Canon actually uses software in the camera to prevent the camera from focusing beyond the level indicated. There are work arounds.
I have fund that the TC-17E works quite reliable on the 300 f/4 af-s and a d300 or d700 while the TC-20Eiii requires very good light and contrast to AF reliable on this lens and body combination. My TC-17E is allmost glued to my 300 f/4.
I have no experience with the newer bodies.
I suggest you consider the possibility of a TC-17E.
>I suggest you consider the possibility of a TC-17E.
I second this. I have all 3 TCs, and regardless of AF, on my 300/4 AFS lens, I found the image quality with TC 1.4 to be excellent, almost indistinguishable from the bare lens, with TC 1.7 to be acceptable with some degradation visible, and with the TC 2.0 (I have the new model III) to be not good enough for my taste. I found the TC 2.0 works best with f/2 and f/2.8 lenses.
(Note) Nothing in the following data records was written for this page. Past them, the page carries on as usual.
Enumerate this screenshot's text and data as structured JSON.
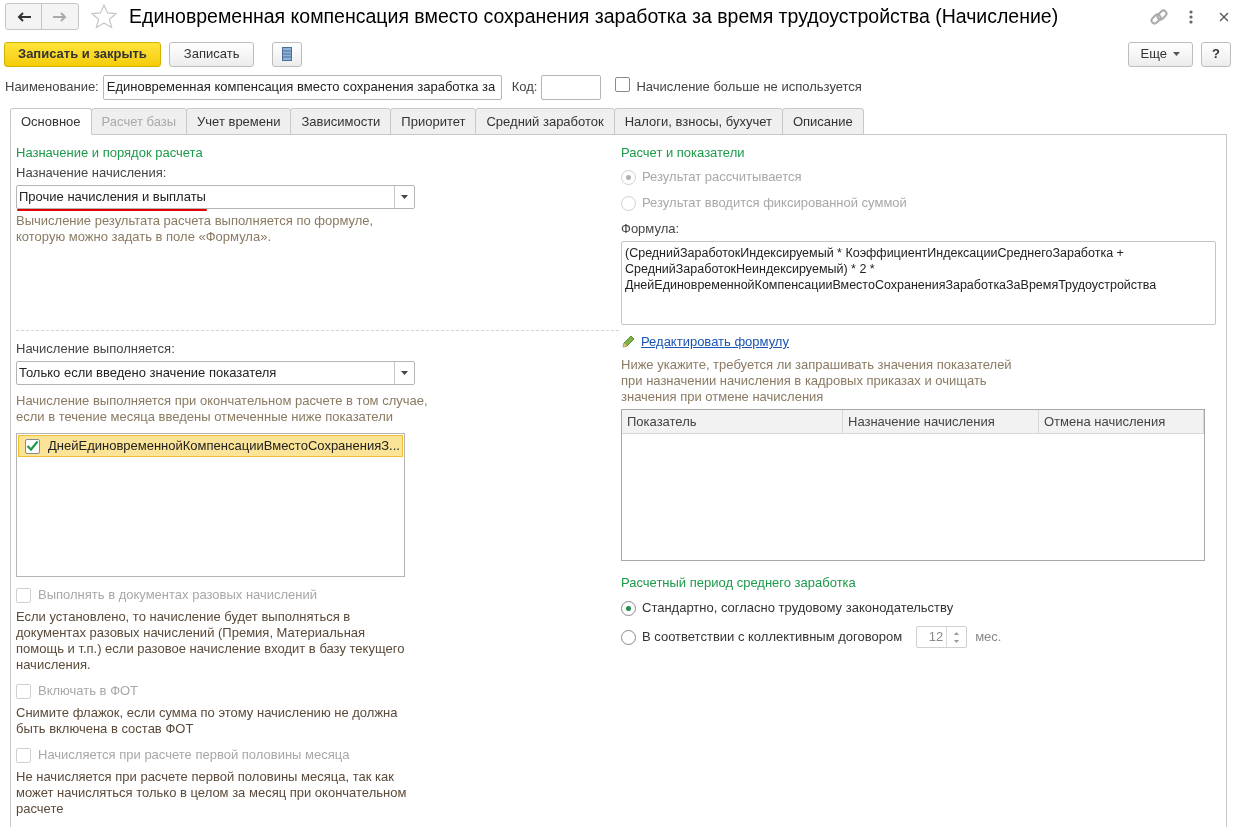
{
  "window": {
    "title": "Единовременная компенсация вместо сохранения заработка за время трудоустройства (Начисление)"
  },
  "toolbar": {
    "buttons": [
      {
        "label": "Записать и закрыть",
        "kind": "primary"
      },
      {
        "label": "Записать",
        "kind": "normal"
      }
    ],
    "more_button": "Еще",
    "help_button": "?"
  },
  "name_row": {
    "label": "Наименование:",
    "value": "Единовременная компенсация вместо сохранения заработка за",
    "code_label": "Код:",
    "not_used": {
      "label": "Начисление больше не используется",
      "checked": false
    }
  },
  "tabs": [
    {
      "label": "Основное",
      "selected": true,
      "disabled": false
    },
    {
      "label": "Расчет базы",
      "selected": false,
      "disabled": true
    },
    {
      "label": "Учет времени",
      "selected": false,
      "disabled": false
    },
    {
      "label": "Зависимости",
      "selected": false,
      "disabled": false
    },
    {
      "label": "Приоритет",
      "selected": false,
      "disabled": false
    },
    {
      "label": "Средний заработок",
      "selected": false,
      "disabled": false
    },
    {
      "label": "Налоги, взносы, бухучет",
      "selected": false,
      "disabled": false
    },
    {
      "label": "Описание",
      "selected": false,
      "disabled": false
    }
  ],
  "left": {
    "section_title": "Назначение и порядок расчета",
    "purpose_label": "Назначение начисления:",
    "purpose_value": "Прочие начисления и выплаты",
    "purpose_hint": "Вычисление результата расчета выполняется по формуле, которую можно задать в поле «Формула».",
    "execution_label": "Начисление выполняется:",
    "execution_value": "Только если введено значение показателя",
    "execution_hint": "Начисление выполняется при окончательном расчете в том случае, если в течение месяца введены отмеченные ниже показатели",
    "indicators": [
      {
        "label": "ДнейЕдиновременнойКомпенсацииВместоСохраненияЗ...",
        "checked": true,
        "selected": true
      }
    ],
    "options": [
      {
        "label": "Выполнять в документах разовых начислений",
        "checked": false,
        "disabled": true,
        "hint": "Если установлено, то начисление будет выполняться в документах разовых начислений (Премия, Материальная помощь и т.п.) если разовое начисление входит в базу текущего начисления."
      },
      {
        "label": "Включать в ФОТ",
        "checked": false,
        "disabled": true,
        "hint": "Снимите флажок, если сумма по этому начислению не должна быть включена в состав ФОТ"
      },
      {
        "label": "Начисляется при расчете первой половины месяца",
        "checked": false,
        "disabled": true,
        "hint": "Не начисляется при расчете первой половины месяца, так как может начисляться только в целом за месяц при окончательном расчете"
      }
    ]
  },
  "right": {
    "section_title": "Расчет и показатели",
    "result_options": [
      {
        "label": "Результат рассчитывается",
        "selected": true,
        "disabled": true
      },
      {
        "label": "Результат вводится фиксированной суммой",
        "selected": false,
        "disabled": true
      }
    ],
    "formula_label": "Формула:",
    "formula_lines": [
      "(СреднийЗаработокИндексируемый * КоэффициентИндексацииСреднегоЗаработка +",
      "СреднийЗаработокНеиндексируемый) * 2 *",
      "ДнейЕдиновременнойКомпенсацииВместоСохраненияЗаработкаЗаВремяТрудоустройства"
    ],
    "edit_link": "Редактировать формулу",
    "table_hint": "Ниже укажите, требуется ли запрашивать значения показателей при назначении начисления в кадровых приказах и очищать значения при отмене начисления",
    "table": {
      "columns": [
        "Показатель",
        "Назначение начисления",
        "Отмена начисления"
      ]
    },
    "period_title": "Расчетный период среднего заработка",
    "period_options": [
      {
        "label": "Стандартно, согласно трудовому законодательству",
        "selected": true,
        "kind": "plain"
      },
      {
        "label": "В соответствии с коллективным договором",
        "selected": false,
        "kind": "months"
      }
    ],
    "months_value": "12",
    "months_unit": "мес."
  }
}
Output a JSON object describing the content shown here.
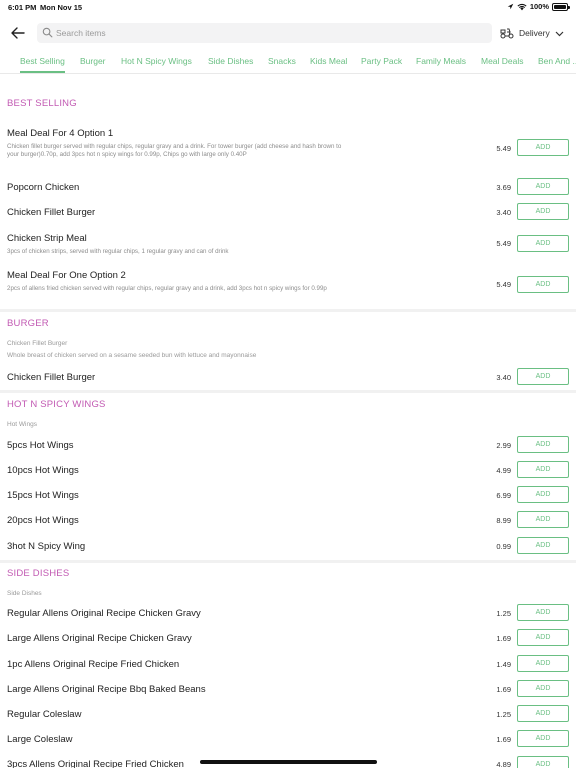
{
  "status_bar": {
    "time": "6:01 PM",
    "date": "Mon Nov 15",
    "battery": "100%"
  },
  "search": {
    "placeholder": "Search items"
  },
  "delivery": {
    "label": "Delivery"
  },
  "tabs": [
    "Best Selling",
    "Burger",
    "Hot N Spicy Wings",
    "Side Dishes",
    "Snacks",
    "Kids Meal",
    "Party Pack",
    "Family Meals",
    "Meal Deals",
    "Ben And ..."
  ],
  "active_tab": "Best Selling",
  "colors": {
    "accent_green": "#6abf83",
    "section_pink": "#c25ab3"
  },
  "sections": {
    "best_selling": {
      "title": "BEST SELLING",
      "items": [
        {
          "name": "Meal Deal For 4 Option 1",
          "desc": "Chicken fillet burger served with regular chips, regular gravy and a drink. For tower burger (add cheese and hash brown to your burger)0.70p, add 3pcs hot n spicy wings for 0.99p, Chips go with large only 0.40P",
          "price": "5.49",
          "add": "ADD"
        },
        {
          "name": "Popcorn Chicken",
          "price": "3.69",
          "add": "ADD"
        },
        {
          "name": "Chicken Fillet Burger",
          "price": "3.40",
          "add": "ADD"
        },
        {
          "name": "Chicken Strip Meal",
          "desc": "3pcs of chicken strips, served with regular chips, 1 regular gravy and can of drink",
          "price": "5.49",
          "add": "ADD"
        },
        {
          "name": "Meal Deal For One Option 2",
          "desc": "2pcs of allens fried chicken served with regular chips, regular gravy and a drink, add 3pcs hot n spicy wings for 0.99p",
          "price": "5.49",
          "add": "ADD"
        }
      ]
    },
    "burger": {
      "title": "BURGER",
      "subtitle": "Chicken Fillet Burger",
      "description": "Whole breast of chicken served on a sesame seeded bun with lettuce and mayonnaise",
      "items": [
        {
          "name": "Chicken Fillet Burger",
          "price": "3.40",
          "add": "ADD"
        }
      ]
    },
    "hot_wings": {
      "title": "HOT N SPICY WINGS",
      "subtitle": "Hot Wings",
      "items": [
        {
          "name": "5pcs Hot Wings",
          "price": "2.99",
          "add": "ADD"
        },
        {
          "name": "10pcs Hot Wings",
          "price": "4.99",
          "add": "ADD"
        },
        {
          "name": "15pcs Hot Wings",
          "price": "6.99",
          "add": "ADD"
        },
        {
          "name": "20pcs Hot Wings",
          "price": "8.99",
          "add": "ADD"
        },
        {
          "name": "3hot N Spicy Wing",
          "price": "0.99",
          "add": "ADD"
        }
      ]
    },
    "side_dishes": {
      "title": "SIDE DISHES",
      "subtitle": "Side Dishes",
      "items": [
        {
          "name": "Regular Allens Original Recipe Chicken Gravy",
          "price": "1.25",
          "add": "ADD"
        },
        {
          "name": "Large Allens Original Recipe Chicken Gravy",
          "price": "1.69",
          "add": "ADD"
        },
        {
          "name": "1pc Allens Original Recipe Fried Chicken",
          "price": "1.49",
          "add": "ADD"
        },
        {
          "name": "Large Allens Original Recipe Bbq Baked Beans",
          "price": "1.69",
          "add": "ADD"
        },
        {
          "name": "Regular Coleslaw",
          "price": "1.25",
          "add": "ADD"
        },
        {
          "name": "Large Coleslaw",
          "price": "1.69",
          "add": "ADD"
        },
        {
          "name": "3pcs Allens Original Recipe Fried Chicken",
          "price": "4.89",
          "add": "ADD"
        }
      ]
    }
  }
}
i have a D200 so with the 1/7 I would be concerned as I think the D300 has better autofocus????.i just got the TC14e which works great. so not sure if I want to get an extra 90mm of length for another $250-300...i could probably put that money to better use somewhere else.